Toyota’s takes the first hydrogen race car in the world for a spinJune 3, 2021
As the passenger car industry has been trending toward battery electric, the automaker spotlights an H2 combustion engine for racing.
Toyota has taken the opportunity to place H2 in the spotlight as it took the world’s first hydrogen race car out in Japan in the country’s only full-day race.
The Corolla Sport race car participated in Japan’s Fuji 24 Hours race powered by H2.
The Corolla Sport hydrogen race car ran on a specially prepared H2-powered engine. It was driven in part by an avid amateur racer who also happens to be the automaker’s CEO, Akio Toyoda. Also driving was Kamui Kobayashi, FIA World Endurance Championship star.
The reason the automaker decided to bring an H2 powered car to the motorsport event was to help draw attention to hydrogen as a powerful and viable alternative to battery electric vehicles. Toyota recently rolled out the second generation of its Mirai sedan, a fuel cell vehicle that came to parts of the United States earlier this year. That said, it should be noted that the Corolla and Mirai powertrains were quite different.
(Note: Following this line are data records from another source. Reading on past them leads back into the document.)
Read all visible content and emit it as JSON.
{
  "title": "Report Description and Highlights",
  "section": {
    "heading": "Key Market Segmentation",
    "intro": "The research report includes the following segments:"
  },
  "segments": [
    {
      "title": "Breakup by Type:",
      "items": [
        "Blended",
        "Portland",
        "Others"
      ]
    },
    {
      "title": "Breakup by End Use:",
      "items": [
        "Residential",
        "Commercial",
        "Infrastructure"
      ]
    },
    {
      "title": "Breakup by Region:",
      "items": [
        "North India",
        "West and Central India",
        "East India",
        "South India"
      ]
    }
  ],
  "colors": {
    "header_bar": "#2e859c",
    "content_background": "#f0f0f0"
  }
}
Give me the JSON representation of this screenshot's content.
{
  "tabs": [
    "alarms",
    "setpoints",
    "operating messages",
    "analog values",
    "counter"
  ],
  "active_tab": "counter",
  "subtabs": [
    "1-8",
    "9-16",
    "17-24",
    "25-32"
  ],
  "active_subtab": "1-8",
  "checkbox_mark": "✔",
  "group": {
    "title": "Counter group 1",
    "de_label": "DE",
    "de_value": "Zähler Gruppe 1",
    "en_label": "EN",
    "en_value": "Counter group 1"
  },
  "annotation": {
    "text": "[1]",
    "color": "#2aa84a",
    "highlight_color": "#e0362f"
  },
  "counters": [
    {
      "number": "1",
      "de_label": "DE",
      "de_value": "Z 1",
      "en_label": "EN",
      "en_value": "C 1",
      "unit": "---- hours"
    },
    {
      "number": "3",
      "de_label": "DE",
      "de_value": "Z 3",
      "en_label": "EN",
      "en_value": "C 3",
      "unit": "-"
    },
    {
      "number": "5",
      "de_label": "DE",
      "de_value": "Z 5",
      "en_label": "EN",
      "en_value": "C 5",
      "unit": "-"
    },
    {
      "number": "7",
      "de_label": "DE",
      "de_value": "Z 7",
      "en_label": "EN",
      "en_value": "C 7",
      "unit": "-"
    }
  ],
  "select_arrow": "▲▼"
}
The hydrogen race car had been altered as a motorsport vehicle as opposed to a regular passenger vehicle.
The Mirai works by using a chemical reaction between hydrogen and oxygen to generate electricity to power its motors. Most H2-powered car designs are not entirely dissimilar to cars with conventional engines except that they are using hydrogen for power instead of gasoline.
The Corolla Sport hydrogen race car burns compressed H2 to achieve its race car performance. It has a 1.6 liter inline 3-cylinder engine. It achieved an average speed of 67 kilometers per hour throughout the total of 358 laps that it completed on the race day. That lap count was about half that of the winning car, the Nissan GT-R.
Akio Toyoda’s, CEO and driver, comments after the race…
According to Toyota, battery electric vehicles will become much more popular and mainstream as their prices fall and the recharging infrastructures improve. That said, it predicts battery production capacity challenges, and sourcing problems for the materials required to meet the rising demand for those batteries. The company believes that H2 hybrids offer a more promising transition to zero emission vehicles.